Dental and Medical Counsel Blog

Selecting Your Advising Team When Buying a Dental Practice

September 26, 2018
Dentists Advisor

Buying a dental practice doesn't happen in one smooth, easy step. In fact, throughout every step of this process, you need a team of advisors that will help track your needs and ensure that you are making wise financial and legal decisions to protect yourself as you purchase your practice and learn more about what it has to offer.

Before you purchase a dental practice, you need to:

  • Secure financing: you need to know how much you can afford when you're ready to buy the right practice for your needs.
  • Hire a lawyer and an accountant to work with you as you purchase your practice.

Once you've moved through these three important steps, it's time to gather critical financial data about the practice you're going to be purchasing. 

What Members Do You Need for Your Advising Team?

As you're buying a dental practice, it's important that you have the right members for your team. Your specialty is dentistry, which means that you need your advising team to help walk you through the other steps in the process. 
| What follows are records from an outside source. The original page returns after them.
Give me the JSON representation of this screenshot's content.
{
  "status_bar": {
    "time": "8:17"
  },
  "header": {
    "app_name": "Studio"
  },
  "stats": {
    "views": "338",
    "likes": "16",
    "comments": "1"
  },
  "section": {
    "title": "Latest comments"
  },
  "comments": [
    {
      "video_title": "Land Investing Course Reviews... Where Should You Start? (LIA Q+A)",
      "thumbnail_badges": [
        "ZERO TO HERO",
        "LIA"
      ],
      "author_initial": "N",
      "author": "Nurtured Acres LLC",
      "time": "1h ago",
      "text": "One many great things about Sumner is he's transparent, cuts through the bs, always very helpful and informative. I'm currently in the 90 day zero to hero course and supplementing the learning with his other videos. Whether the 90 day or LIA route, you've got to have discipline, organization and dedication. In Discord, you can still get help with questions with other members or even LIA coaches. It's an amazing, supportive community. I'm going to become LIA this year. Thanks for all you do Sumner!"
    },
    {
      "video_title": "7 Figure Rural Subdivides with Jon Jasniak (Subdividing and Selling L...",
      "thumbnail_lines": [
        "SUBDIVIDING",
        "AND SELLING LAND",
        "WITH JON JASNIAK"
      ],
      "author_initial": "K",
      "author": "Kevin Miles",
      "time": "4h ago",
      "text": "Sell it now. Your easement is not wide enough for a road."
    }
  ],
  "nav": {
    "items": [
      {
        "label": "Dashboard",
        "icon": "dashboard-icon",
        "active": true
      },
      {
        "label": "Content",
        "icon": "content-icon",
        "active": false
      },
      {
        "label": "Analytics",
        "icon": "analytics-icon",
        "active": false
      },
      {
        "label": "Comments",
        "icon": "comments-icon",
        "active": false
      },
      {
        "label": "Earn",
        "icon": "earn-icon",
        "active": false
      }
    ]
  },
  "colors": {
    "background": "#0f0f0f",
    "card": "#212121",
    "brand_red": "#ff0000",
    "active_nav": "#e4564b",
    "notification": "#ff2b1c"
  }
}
The Lender: Your money has to come from somewhere--and you need a dental lender who will provide you with decent rates and a strong understanding of what you can expect from your new purchase. Choose a lender with experience in the dental industry such as Bank of America or Wells Fargo who have a team of people with direct experience in dental practice acquisitions.

Your Dental Lawyer: As you're purchasing your practice, your lawyer will accomplish four key things for you: 

  • Reviewing the letter of intent to ensure that it takes your best interests into consideration
  • Advising you about your purchase agreement and any factors that you need to take into consideration

Your Accountant: Your accountant is responsible for taking care of your money throughout the transition to owning a dental practice. When you hire an accountant, you want them to:

  • Determine how much practice you can afford--that is, how much you can afford to pay for the loan on your practice, including taking into consideration other factors like home loans, student loans, or car loans
  • Preparing future tax returns and other critical financial information, both for you personally and for your practice
  • Providing critical advice about managing your taxes and your finances this year, as you buy a practice

Financial Planners: Surprise! Your accountant isn't the only one responsible for helping you deal with money as you make the transition to a dental practice owner. Your financial planner will:

  • Evaluating your assets and your income to determine how much money you'll have when you're ready to retire
  • Shifting your financial plan annually in order to reflect your changing financial needs and concerns

Practice Management Consultant: Often, practice management consultants don't become part of the team until you've had your practice for a few years. Bringing one in from the beginning, however, can provide critical information that will make it easier for you to make important decisions about your practice. They:

  • Help manage the transition in ownership within your practice
  • Help determine potential sticky spots and smooth them out so that you will end up with a better transition for everyone involved
  • Grow your practice and increase your patient base through careful advice and planning

How Should You Choose the Members of Your Advising Team?

It's important to choose the members of your advising team with care. You want to be sure that you're choosing high-quality lawyers, accountants, and financial planners who will give you the right information about moving forward with your practice and your financial needs. Use these criteria to help evaluate the advising team you're choosing. 

Look for lawyers, financial planners, and accountants with experience working with dentists. While most lawyers can probably draw up a competent letter of intent, for example, a lawyer with experience in the dental field will be able to handle the specific details related to purchasing a dental practice. 

Know who your advisors are working for. You want advisors who are working for you, specifically, and who have your best interests at heart as they help you make critical financial decisions. In the case of entities like practice brokers, who provide advice for both buyer and seller, you may not be sure that you're getting the best advice for you, specifically. Defining who your advisors really work for and whose interests they have at heart will help you make more effective decisions about who to trust.

Check the financial information. You don't want a financial planner who has never worked with a dentist before or a lawyer who opened their practice weeks ago, but you also don't want to find yourself paying a fortune for those advising services. Look for practices that offer a reasonable budget, then be sure that you fully understand what you're paying for as you work with them. 

Skip the family members who vaguely understand some aspect of your practice. It's natural to turn to family to help you during times of big transitions. Unless your family member has extensive experience in working with dental practice purchases, however, they can't give the same advice you'd get from a professional who specializes in your field. Instead, opt for the experience. You'll get higher-quality advice that will substantially benefit your practice in the long run. 

Buying a dental practice is a big step for you as a dentist. You want to make sure that all of the critical details are taken care of, and that means having an advising team that will help you move through the process successfully. By carefully considering your team, you'll increase your odds of success long after you purchase your new dental practice. If you’d like a recommendation for high-quality advisors that you can trust, please contact us below.

 Contact Us Today for a Complimentary Consultation!


Subscribe to Our Blog

Stay updated with industry news!